3-minute read

February 14, 2022

Every year, approximately 200,000 individuals separate from the U.S. military and return to civilian life, adding to the approximately four million Veterans who have served from 2001 to present. Not your grandparent’s GI Bill® from 1944, today’s Post-9/11 GI Bill covers a wide range of post-secondary programs, including the U.S. Department of Veterans Affairs’ (VA) Veterans Employment Through Technology Education Courses (VET TEC) pilot, which helps Veterans upskill for high-technology careers.

In Fall 2021, Accenture surveyed 1,507 individuals who interact with the VA education benefits process to better understand how they use the benefits, and opportunities to increase GI Bill utilization.

What we found

Our research indicated declining utilization of Post-9/11 GI Bill education benefits over the last six years. This data points to new trends in how Service members, Veterans, and their families interact with education benefits and approach education overall, including:

1. Changing mindsets toward education

With increasing flexibility in when and where Veterans want to pursue post-secondary education, they are adopting a lifelong learner mindset, potentially deferring benefits now to reskill later in life. For example, with the passage of the Colmery Act (Forever GI Bill) in 2017, the 15-year limit on using benefits was removed, meaning Veterans can take advantage of benefits on longer timelines. Individuals joining the workforce today also could have multiple career transitions in a shifting digital economy. Accordingly, such changes may be encouraging eligible candidates to defer their benefits usage to reskill later in life.

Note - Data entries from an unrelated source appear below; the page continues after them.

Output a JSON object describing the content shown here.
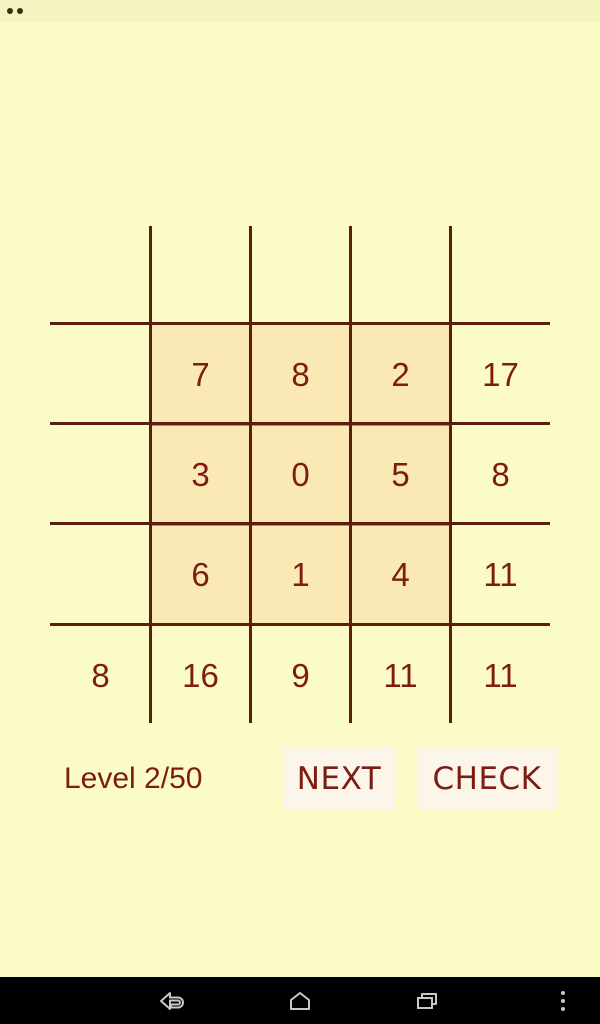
{
  "app": {
    "background_color": "#fbfbc8",
    "ink_color": "#7d1c10",
    "line_color": "#5c1d0d",
    "highlight_color": "#fae9b4",
    "button_color": "#fbf6e9"
  },
  "status_bar": {
    "dots": [
      "status-dot-1",
      "status-dot-2"
    ]
  },
  "puzzle": {
    "grid_values": [
      [
        "7",
        "8",
        "2"
      ],
      [
        "3",
        "0",
        "5"
      ],
      [
        "6",
        "1",
        "4"
      ]
    ],
    "row_sums": [
      "17",
      "8",
      "11"
    ],
    "col_sums": [
      "16",
      "9",
      "11"
    ],
    "diagonal_sums": {
      "anti": "8",
      "main": "11"
    }
  },
  "footer": {
    "level_label": "Level 2/50",
    "next_label": "NEXT",
    "check_label": "CHECK"
  },
  "navbar": {
    "back": "back-icon",
    "home": "home-icon",
    "recents": "recents-icon",
    "menu": "overflow-menu-icon"
  }
}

We are also seeing an increasing number of transfers of educational benefits to children or spouses. Overall, we found that 7% of respondents joined the military first and foremost to obtain an education benefit which they could transfer to a family member (an equal number identified obtaining the benefit for themselves). However, our findings point to a much higher rate of transfers presently happening and forecasting into the near future. Nearly one in five (19%) of all Fiscal Year 2020 beneficiaries were family members who received full or partial transfer of eligibility, and 32% of eligible Active-Duty Service members (separating in the next 5 years) plan to transfer some or all of their benefit.

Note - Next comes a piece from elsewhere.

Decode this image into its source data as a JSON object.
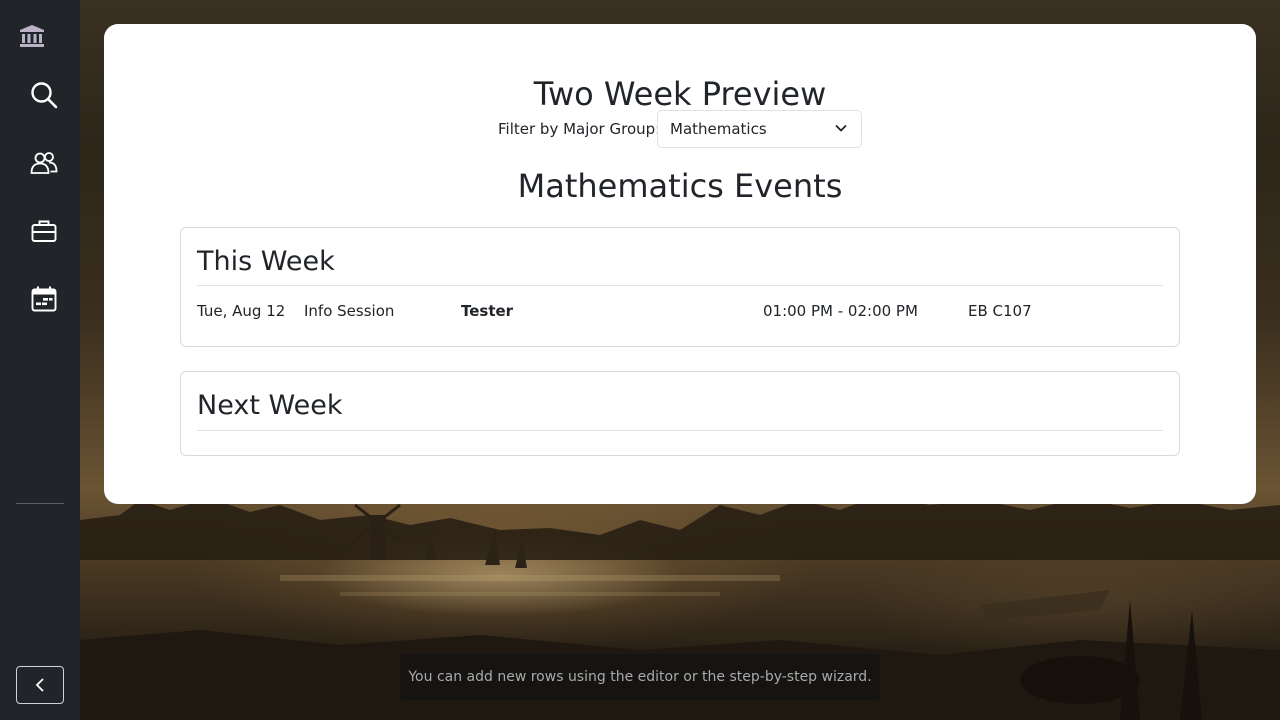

2. Industry shifts

Veterans are increasingly joining industries which may reward work and military experience as much as a credential. For this reason, some Veterans are opting for certificate programs, such as those offered through VET TEC, or Non-College Degree programs that help them secure a job in a specific field.

For those who are currently active duty, we found that the industry they wish to enter significantly affects whether they pursue additional education using their Post-9/11 GI Bill benefits. Specifically, our findings show that for Active-Duty Service members who will exercise the benefit, the top industries they pursue are: Government, IT, and Manufacturing. Those enlisted and pursuing careers in Science, Agriculture, or Hospitality are least likely to pursue additional education or job training.

3. Increasing expectations for high-quality customer experience

For those who have questions about their benefits, high-quality customer experience is key to optimizing GI Bill utilization. Our survey found that those who felt knowledgeable about their benefits at separation are two times as likely to use them.

Users’ evolving expectations for customer experience will require new approaches in the coming years. For example, conversational artificial intelligence can power an array of basic question-and-answer services, provided in real-time, improving the overall efficiency and effectiveness of customer service.

Moving forward

These trends underscore how new approaches help meet the changing needs of Service members and Veterans. VA is already applying new tactics to meet the moment. Through VET TEC, VA offers industry-approved credentials to Veterans within a matter of weeks and helps pair graduates with employers in the high-tech field. This program has been successful and popular in helping Veterans transition to the job market; graduates typically find employment soon after separation with an average starting salary of 1.5x median earnings in the United States.

In 2021, VA launched the Digital GI Bill, a modernization effort that will transform the GI Bill user experience. Using human-centered design and agile project management, VA and Accenture are building a new GI Bill platform designed to meet the needs of users. Within just one year of launching this effort, the team has already held over 135 focus groups and usability testing sessions, and their input will be incorporated in delivering a new customer experience.

The decision to pursue an education is a personal one, but its implications are national. This research helps identify specific areas to target to help drive meaningful outcomes for Veterans. Increasing GI Bill usage and transforming the GI Bill experience stands not only to improve the financial wellbeing and career growth of our nation’s Veterans, but also promises to contribute to the country’s economic competitiveness and innovation on a broader scale.


Maggie Pollard

Managing Director – Accenture Federal Services, Strategy and Consulting Account Lead